So how does it work? Ionizing fans have a charged wire that sends out charged molecules which in turn attract themselves to pollutant particles. These little clusters will now stick themselves to walls, floors, or other objects to remove them from the air you’re breathing. There may even be a collection plate near the ionizer where the particles will collect.
You can also purchase an ionizing machine without the fan.
Some say ionizer fans do come in handy for cleaning the air and freeing the area of allergens, pollutants, and other particles. However, they clean only physical pieces – the machines are not effective against gasses and odors.
One last mention, when looking for an ionizer machine or fan, make certain not to get one that creates ozone. This is extremely harmful to your health and actually may cause healthy people to obtain breathing problems.
Cleaning and Maintenance
A big component for me is how easily the fan is cleaned. Build up is going to occur, no home is free from dust bunnies under the couch, doubly so if you own pets (I own three).
It doesn’t seem like this fan is going to be easy to clean. Reaching out to the manufacturer’s website, Lasko says to clean your tower fan by using the brush on your vacuum. But that will certainly not reach deep inside your vacuum where you can visually see a build up.
There are many user videos available that show how to take the fan completely apart to clean it thoroughly. It looks like an operating room, and time consuming, but seems to do the trick. While this is super helpful, this isn’t what the manufacturer recommends, so make sure you won’t void your warranty, or won’t be using your warranty, before you proceed.
This company offers a one year limited warranty.
What Users Have to Say
I’ve searched for what others have had to say and in the final countdown – most everyone seems to love it.
The majority of the negative reviews were regarding the fact that it didn’t have a very powerful air movement. Most were able to look past that in favor of its many other attractive qualities.
Other negative comments mentioned how the packaging came damaged, some parts were missing, or the product was faulty. While I did notice my fan was shipped to me in its own packaging and the box was damaged, the fan seems to be working well and there doesn’t seem to be any damage.
I also can’t imagine that as well known as this company is that it wouldn’t replace a damaged-upon-arrival product without question. These reviews didn’t mention if they tried to send it back or have it replaced.
This fan seems to have been in production for quite some time, the reviews are dating back to the 2008 time frame. A quick scan and it doesn’t appear that longevity is an issue, though I did find one where the fan quit after a week – this was probably due to a faulty product, which would fall under their warranty.
It’s a hearty design that doesn’t seem to fail too easily. It is well built and won’t tip too easily.
Though it doesn’t have strong wind power, it does work for smaller rooms. I have mine in my bedroom for sleeping; it’s quiet, the lights aren’t bright, and it does its job.
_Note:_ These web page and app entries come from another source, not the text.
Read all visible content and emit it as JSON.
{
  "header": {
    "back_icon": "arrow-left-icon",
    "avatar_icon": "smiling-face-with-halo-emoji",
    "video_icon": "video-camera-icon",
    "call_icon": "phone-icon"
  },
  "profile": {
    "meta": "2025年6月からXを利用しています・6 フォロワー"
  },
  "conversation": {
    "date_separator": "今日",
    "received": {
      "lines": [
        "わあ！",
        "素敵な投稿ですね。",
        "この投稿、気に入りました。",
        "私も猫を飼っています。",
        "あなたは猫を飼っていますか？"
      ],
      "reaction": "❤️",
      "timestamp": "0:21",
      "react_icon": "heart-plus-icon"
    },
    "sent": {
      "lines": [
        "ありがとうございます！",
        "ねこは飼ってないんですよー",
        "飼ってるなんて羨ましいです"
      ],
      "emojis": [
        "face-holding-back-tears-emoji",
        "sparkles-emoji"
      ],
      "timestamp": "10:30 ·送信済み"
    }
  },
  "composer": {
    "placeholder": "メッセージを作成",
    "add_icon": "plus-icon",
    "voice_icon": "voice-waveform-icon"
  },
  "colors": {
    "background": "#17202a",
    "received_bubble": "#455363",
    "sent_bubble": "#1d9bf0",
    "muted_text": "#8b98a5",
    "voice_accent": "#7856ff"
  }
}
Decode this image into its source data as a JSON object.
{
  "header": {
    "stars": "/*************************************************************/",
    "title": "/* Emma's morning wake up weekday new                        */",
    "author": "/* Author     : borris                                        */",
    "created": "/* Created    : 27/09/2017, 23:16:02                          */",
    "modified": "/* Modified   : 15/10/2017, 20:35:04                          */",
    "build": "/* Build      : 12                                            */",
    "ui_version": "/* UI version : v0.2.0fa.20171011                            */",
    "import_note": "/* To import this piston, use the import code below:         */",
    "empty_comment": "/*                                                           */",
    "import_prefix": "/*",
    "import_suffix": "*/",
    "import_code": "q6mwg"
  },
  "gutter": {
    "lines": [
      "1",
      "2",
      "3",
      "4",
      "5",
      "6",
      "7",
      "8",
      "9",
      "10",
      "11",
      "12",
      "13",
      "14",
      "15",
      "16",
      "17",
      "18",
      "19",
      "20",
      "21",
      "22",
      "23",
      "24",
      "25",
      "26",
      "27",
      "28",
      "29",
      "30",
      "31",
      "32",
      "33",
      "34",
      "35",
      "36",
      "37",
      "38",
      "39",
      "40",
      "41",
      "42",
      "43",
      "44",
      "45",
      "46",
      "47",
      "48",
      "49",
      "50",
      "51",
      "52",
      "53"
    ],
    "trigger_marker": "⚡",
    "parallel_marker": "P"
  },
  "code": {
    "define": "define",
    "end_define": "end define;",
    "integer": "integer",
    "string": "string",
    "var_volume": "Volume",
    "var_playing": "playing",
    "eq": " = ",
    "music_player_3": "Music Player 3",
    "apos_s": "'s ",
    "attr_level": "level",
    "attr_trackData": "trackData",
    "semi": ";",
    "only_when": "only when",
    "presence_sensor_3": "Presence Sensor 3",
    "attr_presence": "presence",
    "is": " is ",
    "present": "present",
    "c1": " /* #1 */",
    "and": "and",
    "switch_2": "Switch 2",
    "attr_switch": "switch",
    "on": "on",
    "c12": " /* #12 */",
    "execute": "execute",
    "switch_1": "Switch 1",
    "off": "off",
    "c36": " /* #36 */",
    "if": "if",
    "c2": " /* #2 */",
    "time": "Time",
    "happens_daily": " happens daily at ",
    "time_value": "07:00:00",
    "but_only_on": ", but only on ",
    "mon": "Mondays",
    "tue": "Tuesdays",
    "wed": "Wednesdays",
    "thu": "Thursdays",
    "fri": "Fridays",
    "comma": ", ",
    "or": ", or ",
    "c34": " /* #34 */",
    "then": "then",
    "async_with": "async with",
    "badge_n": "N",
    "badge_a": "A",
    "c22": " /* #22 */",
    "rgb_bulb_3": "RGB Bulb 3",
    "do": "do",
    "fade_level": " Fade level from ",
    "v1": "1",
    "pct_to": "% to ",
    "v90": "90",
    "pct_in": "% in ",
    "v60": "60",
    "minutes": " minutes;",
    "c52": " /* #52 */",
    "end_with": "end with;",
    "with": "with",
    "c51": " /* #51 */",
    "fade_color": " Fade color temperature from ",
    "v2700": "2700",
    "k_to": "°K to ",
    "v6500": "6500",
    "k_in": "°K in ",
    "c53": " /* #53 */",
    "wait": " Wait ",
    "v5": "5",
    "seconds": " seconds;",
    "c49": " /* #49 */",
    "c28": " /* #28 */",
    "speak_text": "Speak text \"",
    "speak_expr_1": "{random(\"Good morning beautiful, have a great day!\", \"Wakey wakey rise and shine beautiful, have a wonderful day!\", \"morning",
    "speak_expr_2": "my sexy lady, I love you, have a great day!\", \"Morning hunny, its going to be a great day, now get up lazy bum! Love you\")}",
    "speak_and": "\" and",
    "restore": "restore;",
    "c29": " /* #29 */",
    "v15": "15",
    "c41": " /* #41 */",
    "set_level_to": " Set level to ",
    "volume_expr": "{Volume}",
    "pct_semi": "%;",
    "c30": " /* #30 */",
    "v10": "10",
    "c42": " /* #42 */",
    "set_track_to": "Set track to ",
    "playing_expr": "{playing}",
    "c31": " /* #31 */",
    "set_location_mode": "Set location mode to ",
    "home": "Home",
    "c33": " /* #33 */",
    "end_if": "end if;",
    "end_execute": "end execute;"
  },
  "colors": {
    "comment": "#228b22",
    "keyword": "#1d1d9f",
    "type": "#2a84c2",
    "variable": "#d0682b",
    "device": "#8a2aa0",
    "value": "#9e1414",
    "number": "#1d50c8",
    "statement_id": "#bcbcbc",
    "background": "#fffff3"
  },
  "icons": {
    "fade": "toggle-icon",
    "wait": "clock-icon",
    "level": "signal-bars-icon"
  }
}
It is easy to use, unfortunately not so easy to clean.
Overall, this fan, while it does have its downs, definitely has its ups. From its design to its efficiency it really does what I need it do in the end. I wouldn’t rate it as a favorite, but I would rate it higher than some other fan’s I’ve owned.
Frequently Asked Questions
Does it oscillate?
Is there an ionizer option?
Is there a carrying handle?
What kind of batteries does the remote require?
Two triple A batteries, not included.
Is it easy to clean?
No, you have to take it apart.